For every entry below, give it back exactly and leave out any image.

━━━━━━━━━━━━━━━━

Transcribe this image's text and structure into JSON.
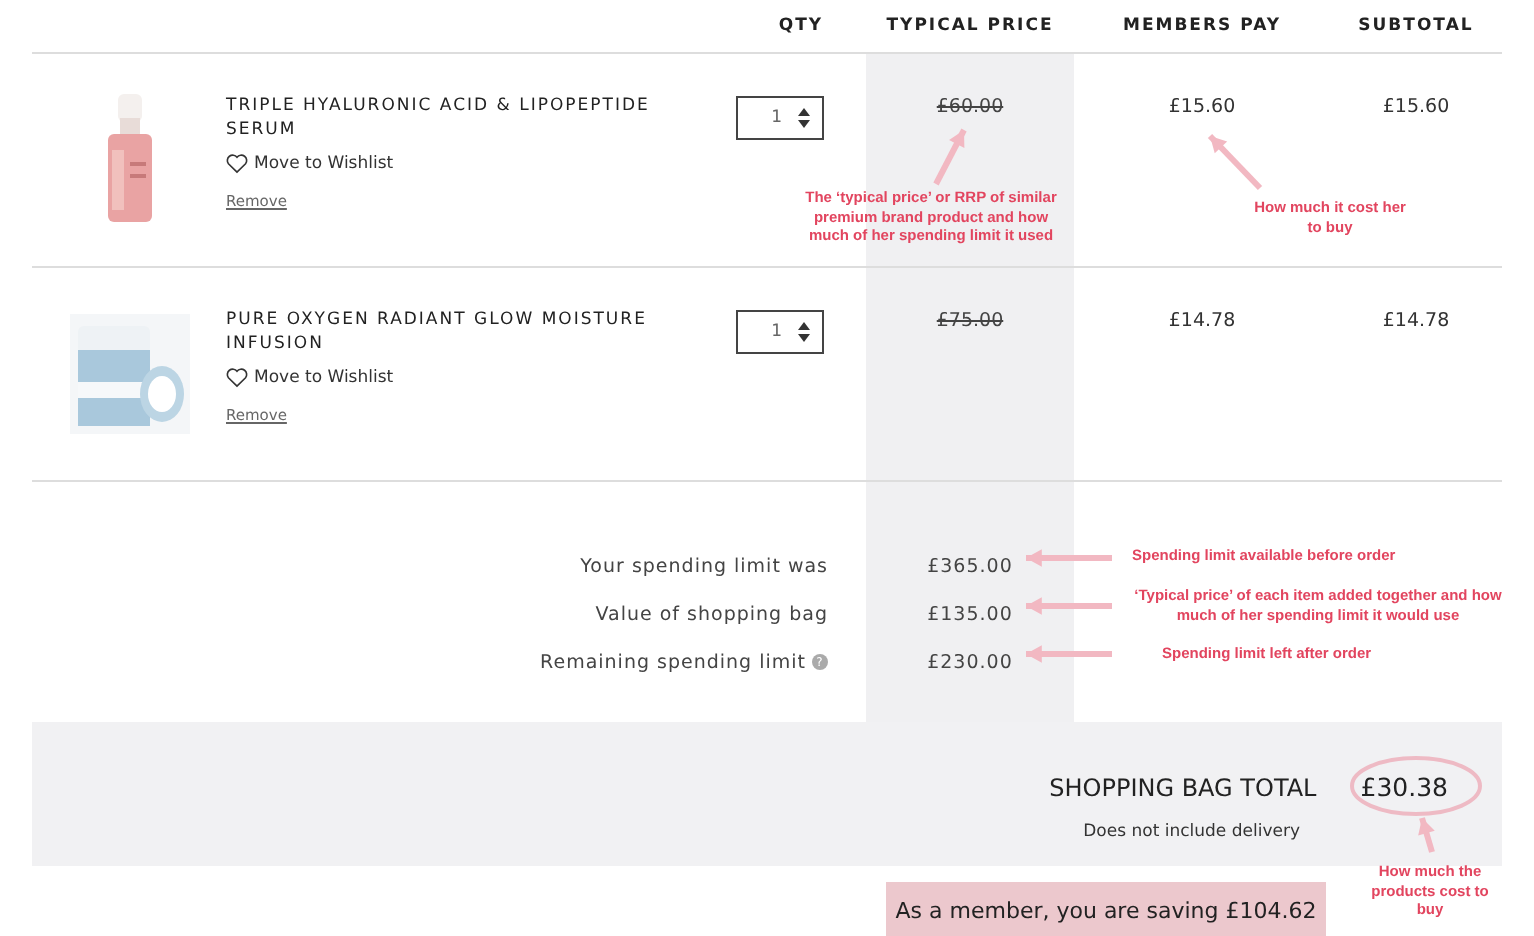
{
  "columns": [
    {
      "label": "QTY"
    },
    {
      "label": "TYPICAL PRICE"
    },
    {
      "label": "MEMBERS PAY"
    },
    {
      "label": "SUBTOTAL"
    }
  ],
  "items": [
    {
      "name": "TRIPLE HYALURONIC ACID & LIPOPEPTIDE SERUM",
      "kind": "bottle",
      "wishlist": "Move to Wishlist",
      "remove": "Remove",
      "qty": "1",
      "typical_price": "£60.00",
      "members_pay": "£15.60",
      "subtotal": "£15.60"
    },
    {
      "name": "PURE OXYGEN RADIANT GLOW MOISTURE INFUSION",
      "kind": "jars",
      "wishlist": "Move to Wishlist",
      "remove": "Remove",
      "qty": "1",
      "typical_price": "£75.00",
      "members_pay": "£14.78",
      "subtotal": "£14.78"
    }
  ],
  "summary": [
    {
      "label": "Your spending limit was",
      "value": "£365.00"
    },
    {
      "label": "Value of shopping bag",
      "value": "£135.00"
    },
    {
      "label": "Remaining spending limit",
      "value": "£230.00",
      "help_icon": "?"
    }
  ],
  "total": {
    "label": "SHOPPING BAG TOTAL",
    "value": "£30.38",
    "note": "Does not include delivery"
  },
  "saving_banner": "As a member, you are saving £104.62",
  "annotations": [
    {
      "text": "The ‘typical price’ or RRP of similar\npremium brand product and how\nmuch of her spending limit it used"
    },
    {
      "text": "How much it cost her\nto buy"
    },
    {
      "text": "Spending limit available before order"
    },
    {
      "text": "‘Typical price’ of each item added together and how\nmuch of her spending limit it would use"
    },
    {
      "text": "Spending limit left after order"
    },
    {
      "text": "How much the\nproducts cost to\nbuy"
    }
  ]
}
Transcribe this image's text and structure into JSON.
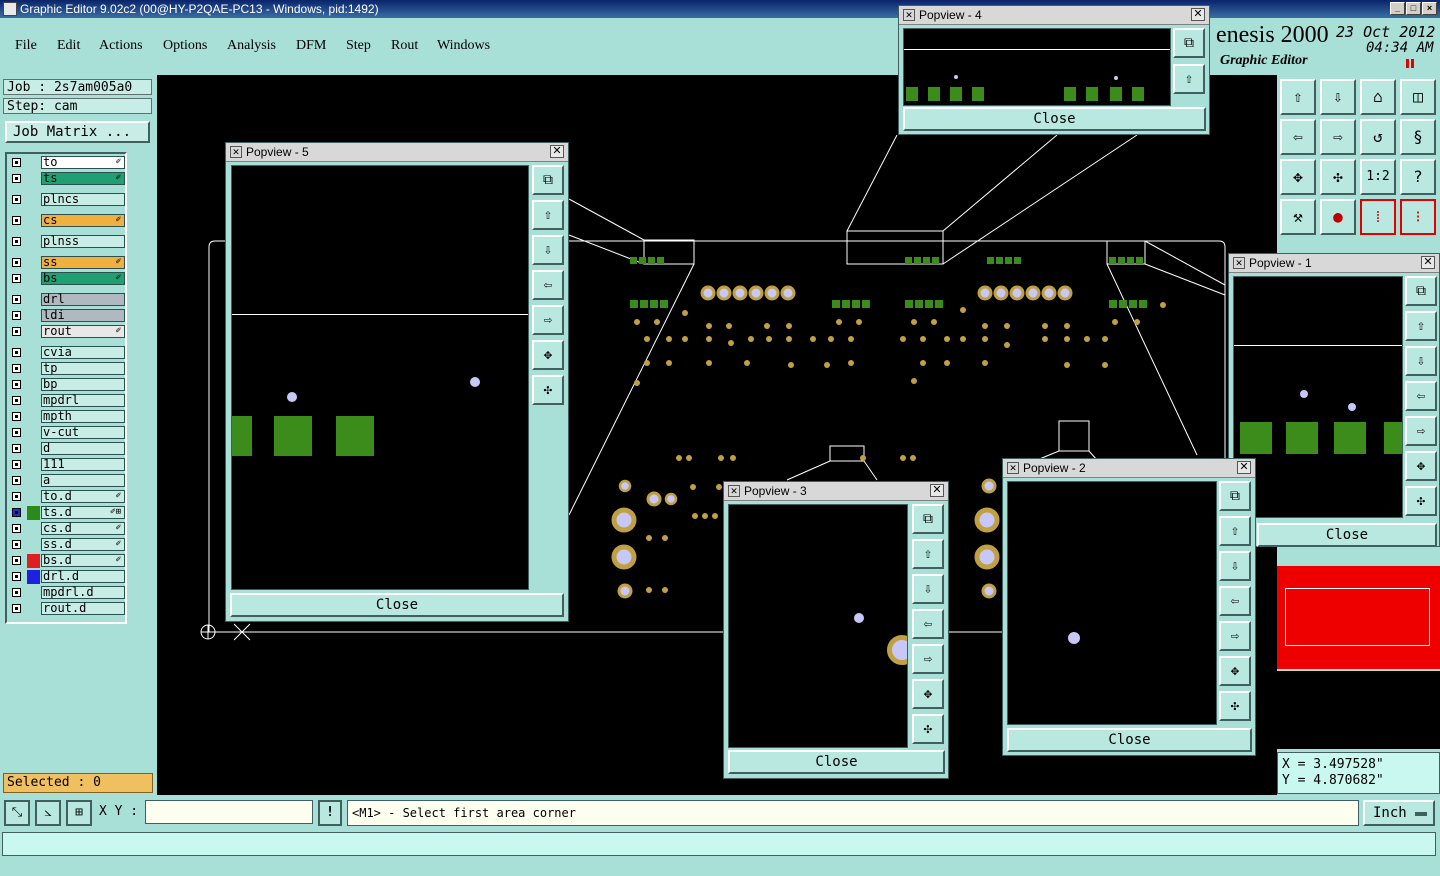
{
  "window": {
    "title": "Graphic Editor 9.02c2 (00@HY-P2QAE-PC13 - Windows, pid:1492)"
  },
  "menu": [
    "File",
    "Edit",
    "Actions",
    "Options",
    "Analysis",
    "DFM",
    "Step",
    "Rout",
    "Windows"
  ],
  "logo": {
    "brand": "enesis 2000",
    "subtitle": "Graphic Editor",
    "date": "23 Oct 2012",
    "time": "04:34 AM"
  },
  "job": {
    "job": "Job : 2s7am005a0",
    "step": "Step: cam",
    "matrix": "Job Matrix ..."
  },
  "layers": [
    {
      "name": "to",
      "color": "#ffffff",
      "mark": "✐"
    },
    {
      "name": "ts",
      "color": "#20a070",
      "mark": "✐"
    },
    {
      "name": "plncs",
      "color": "#c8ece6",
      "mark": ""
    },
    {
      "name": "cs",
      "color": "#f0b040",
      "mark": "✐"
    },
    {
      "name": "plnss",
      "color": "#c8ece6",
      "mark": ""
    },
    {
      "name": "ss",
      "color": "#f0b040",
      "mark": "✐"
    },
    {
      "name": "bs",
      "color": "#20a070",
      "mark": "✐"
    },
    {
      "name": "drl",
      "color": "#b0b8c0",
      "mark": ""
    },
    {
      "name": "ldi",
      "color": "#b0b8c0",
      "mark": ""
    },
    {
      "name": "rout",
      "color": "#e8e8e8",
      "mark": "✐"
    },
    {
      "name": "cvia",
      "color": "#c8ece6",
      "mark": ""
    },
    {
      "name": "tp",
      "color": "#c8ece6",
      "mark": ""
    },
    {
      "name": "bp",
      "color": "#c8ece6",
      "mark": ""
    },
    {
      "name": "mpdrl",
      "color": "#c8ece6",
      "mark": ""
    },
    {
      "name": "mpth",
      "color": "#c8ece6",
      "mark": ""
    },
    {
      "name": "v-cut",
      "color": "#c8ece6",
      "mark": ""
    },
    {
      "name": "d",
      "color": "#c8ece6",
      "mark": ""
    },
    {
      "name": "111",
      "color": "#c8ece6",
      "mark": ""
    },
    {
      "name": "a",
      "color": "#c8ece6",
      "mark": ""
    },
    {
      "name": "to.d",
      "color": "#c8ece6",
      "mark": "✐"
    },
    {
      "name": "ts.d",
      "color": "#c8ece6",
      "mark": "✐⊞",
      "swatch": "#2a8a1a",
      "active": true
    },
    {
      "name": "cs.d",
      "color": "#c8ece6",
      "mark": "✐"
    },
    {
      "name": "ss.d",
      "color": "#c8ece6",
      "mark": "✐"
    },
    {
      "name": "bs.d",
      "color": "#c8ece6",
      "mark": "✐",
      "swatch": "#e02020"
    },
    {
      "name": "drl.d",
      "color": "#c8ece6",
      "mark": "",
      "swatch": "#2020e0"
    },
    {
      "name": "mpdrl.d",
      "color": "#c8ece6",
      "mark": ""
    },
    {
      "name": "rout.d",
      "color": "#c8ece6",
      "mark": ""
    }
  ],
  "selected": "Selected : 0",
  "coords": {
    "x": "X = 3.497528\"",
    "y": "Y = 4.870682\""
  },
  "bottom": {
    "xy_label": "X Y :",
    "xy_value": "",
    "prompt": "<M1> - Select first area corner",
    "unit": "Inch",
    "bang": "!"
  },
  "popups": {
    "p1": {
      "title": "Popview - 1",
      "close": "Close"
    },
    "p2": {
      "title": "Popview - 2",
      "close": "Close"
    },
    "p3": {
      "title": "Popview - 3",
      "close": "Close"
    },
    "p4": {
      "title": "Popview - 4",
      "close": "Close"
    },
    "p5": {
      "title": "Popview - 5",
      "close": "Close"
    }
  },
  "rightbuttons": [
    "1:2",
    "?"
  ]
}
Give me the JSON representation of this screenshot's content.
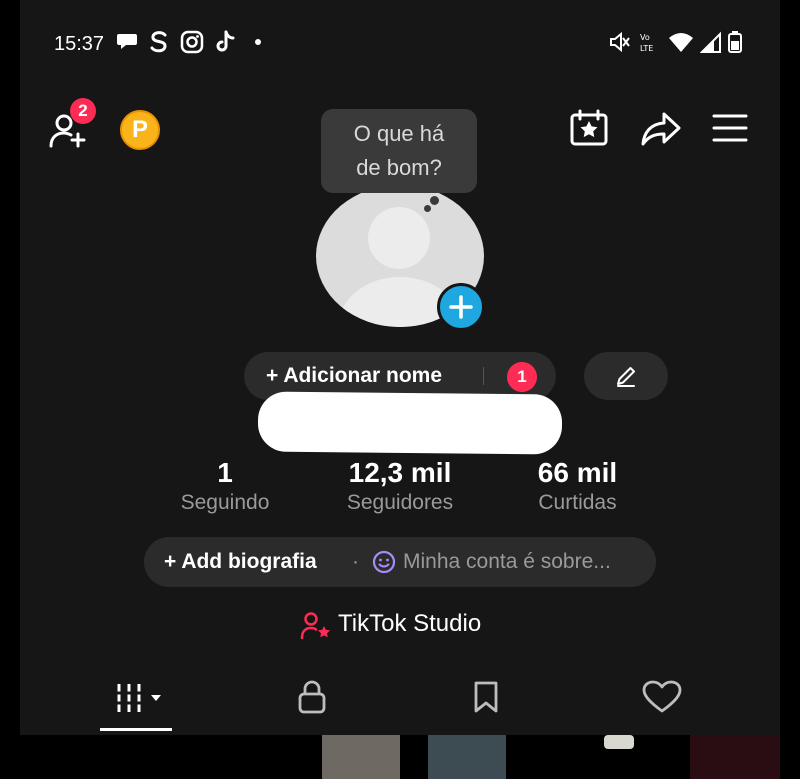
{
  "status_bar": {
    "time": "15:37"
  },
  "header": {
    "friend_requests_badge": "2",
    "points_badge_letter": "P"
  },
  "bubble": {
    "line1": "O que há",
    "line2": "de bom?"
  },
  "profile": {
    "add_name_label": "+ Adicionar nome",
    "add_name_badge": "1"
  },
  "stats": [
    {
      "value": "1",
      "label": "Seguindo"
    },
    {
      "value": "12,3 mil",
      "label": "Seguidores"
    },
    {
      "value": "66 mil",
      "label": "Curtidas"
    }
  ],
  "bio": {
    "add_label": "+ Add biografia",
    "separator": "·",
    "placeholder": "Minha conta é sobre..."
  },
  "studio": {
    "label": "TikTok Studio"
  },
  "colors": {
    "background": "#161616",
    "accent_red": "#fe2c55",
    "accent_blue": "#1ea7e0",
    "points_gold": "#f8b41a",
    "bio_emoji_purple": "#a78bfa"
  }
}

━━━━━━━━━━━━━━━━

• **Task output**
Transcribe this image's text and structure into JSON.
{
  "columns": [
    {
      "label": "QTY"
    },
    {
      "label": "TYPICAL PRICE"
    },
    {
      "label": "MEMBERS PAY"
    },
    {
      "label": "SUBTOTAL"
    }
  ],
  "items": [
    {
      "name": "TRIPLE HYALURONIC ACID & LIPOPEPTIDE SERUM",
      "kind": "bottle",
      "wishlist": "Move to Wishlist",
      "remove": "Remove",
      "qty": "1",
      "typical_price": "£60.00",
      "members_pay": "£15.60",
      "subtotal": "£15.60"
    },
    {
      "name": "PURE OXYGEN RADIANT GLOW MOISTURE INFUSION",
      "kind": "jars",
      "wishlist": "Move to Wishlist",
      "remove": "Remove",
      "qty": "1",
      "typical_price": "£75.00",
      "members_pay": "£14.78",
      "subtotal": "£14.78"
    }
  ],
  "summary": [
    {
      "label": "Your spending limit was",
      "value": "£365.00"
    },
    {
      "label": "Value of shopping bag",
      "value": "£135.00"
    },
    {
      "label": "Remaining spending limit",
      "value": "£230.00",
      "help_icon": "?"
    }
  ],
  "total": {
    "label": "SHOPPING BAG TOTAL",
    "value": "£30.38",
    "note": "Does not include delivery"
  },
  "saving_banner": "As a member, you are saving £104.62",
  "annotations": [
    {
      "text": "The ‘typical price’ or RRP of similar\npremium brand product and how\nmuch of her spending limit it used"
    },
    {
      "text": "How much it cost her\nto buy"
    },
    {
      "text": "Spending limit available before order"
    },
    {
      "text": "‘Typical price’ of each item added together and how\nmuch of her spending limit it would use"
    },
    {
      "text": "Spending limit left after order"
    },
    {
      "text": "How much the\nproducts cost to\nbuy"
    }
  ]
}
Transcribe this image's text and structure into JSON.
{
  "window": {
    "title": "Graphic Editor 9.02c2 (00@HY-P2QAE-PC13 - Windows, pid:1492)"
  },
  "menu": [
    "File",
    "Edit",
    "Actions",
    "Options",
    "Analysis",
    "DFM",
    "Step",
    "Rout",
    "Windows"
  ],
  "logo": {
    "brand": "enesis 2000",
    "subtitle": "Graphic Editor",
    "date": "23 Oct 2012",
    "time": "04:34 AM"
  },
  "job": {
    "job": "Job : 2s7am005a0",
    "step": "Step: cam",
    "matrix": "Job Matrix ..."
  },
  "layers": [
    {
      "name": "to",
      "color": "#ffffff",
      "mark": "✐"
    },
    {
      "name": "ts",
      "color": "#20a070",
      "mark": "✐"
    },
    {
      "name": "plncs",
      "color": "#c8ece6",
      "mark": ""
    },
    {
      "name": "cs",
      "color": "#f0b040",
      "mark": "✐"
    },
    {
      "name": "plnss",
      "color": "#c8ece6",
      "mark": ""
    },
    {
      "name": "ss",
      "color": "#f0b040",
      "mark": "✐"
    },
    {
      "name": "bs",
      "color": "#20a070",
      "mark": "✐"
    },
    {
      "name": "drl",
      "color": "#b0b8c0",
      "mark": ""
    },
    {
      "name": "ldi",
      "color": "#b0b8c0",
      "mark": ""
    },
    {
      "name": "rout",
      "color": "#e8e8e8",
      "mark": "✐"
    },
    {
      "name": "cvia",
      "color": "#c8ece6",
      "mark": ""
    },
    {
      "name": "tp",
      "color": "#c8ece6",
      "mark": ""
    },
    {
      "name": "bp",
      "color": "#c8ece6",
      "mark": ""
    },
    {
      "name": "mpdrl",
      "color": "#c8ece6",
      "mark": ""
    },
    {
      "name": "mpth",
      "color": "#c8ece6",
      "mark": ""
    },
    {
      "name": "v-cut",
      "color": "#c8ece6",
      "mark": ""
    },
    {
      "name": "d",
      "color": "#c8ece6",
      "mark": ""
    },
    {
      "name": "111",
      "color": "#c8ece6",
      "mark": ""
    },
    {
      "name": "a",
      "color": "#c8ece6",
      "mark": ""
    },
    {
      "name": "to.d",
      "color": "#c8ece6",
      "mark": "✐"
    },
    {
      "name": "ts.d",
      "color": "#c8ece6",
      "mark": "✐⊞",
      "swatch": "#2a8a1a",
      "active": true
    },
    {
      "name": "cs.d",
      "color": "#c8ece6",
      "mark": "✐"
    },
    {
      "name": "ss.d",
      "color": "#c8ece6",
      "mark": "✐"
    },
    {
      "name": "bs.d",
      "color": "#c8ece6",
      "mark": "✐",
      "swatch": "#e02020"
    },
    {
      "name": "drl.d",
      "color": "#c8ece6",
      "mark": "",
      "swatch": "#2020e0"
    },
    {
      "name": "mpdrl.d",
      "color": "#c8ece6",
      "mark": ""
    },
    {
      "name": "rout.d",
      "color": "#c8ece6",
      "mark": ""
    }
  ],
  "selected": "Selected : 0",
  "coords": {
    "x": "X = 3.497528\"",
    "y": "Y = 4.870682\""
  },
  "bottom": {
    "xy_label": "X Y :",
    "xy_value": "",
    "prompt": "<M1> - Select first area corner",
    "unit": "Inch",
    "bang": "!"
  },
  "popups": {
    "p1": {
      "title": "Popview - 1",
      "close": "Close"
    },
    "p2": {
      "title": "Popview - 2",
      "close": "Close"
    },
    "p3": {
      "title": "Popview - 3",
      "close": "Close"
    },
    "p4": {
      "title": "Popview - 4",
      "close": "Close"
    },
    "p5": {
      "title": "Popview - 5",
      "close": "Close"
    }
  },
  "rightbuttons": [
    "1:2",
    "?"
  ]
}
Give me the JSON representation of this screenshot's content.
{
  "status_bar": {
    "time": "15:37"
  },
  "header": {
    "friend_requests_badge": "2",
    "points_badge_letter": "P"
  },
  "bubble": {
    "line1": "O que há",
    "line2": "de bom?"
  },
  "profile": {
    "add_name_label": "+ Adicionar nome",
    "add_name_badge": "1"
  },
  "stats": [
    {
      "value": "1",
      "label": "Seguindo"
    },
    {
      "value": "12,3 mil",
      "label": "Seguidores"
    },
    {
      "value": "66 mil",
      "label": "Curtidas"
    }
  ],
  "bio": {
    "add_label": "+ Add biografia",
    "separator": "·",
    "placeholder": "Minha conta é sobre..."
  },
  "studio": {
    "label": "TikTok Studio"
  },
  "colors": {
    "background": "#161616",
    "accent_red": "#fe2c55",
    "accent_blue": "#1ea7e0",
    "points_gold": "#f8b41a",
    "bio_emoji_purple": "#a78bfa"
  }
}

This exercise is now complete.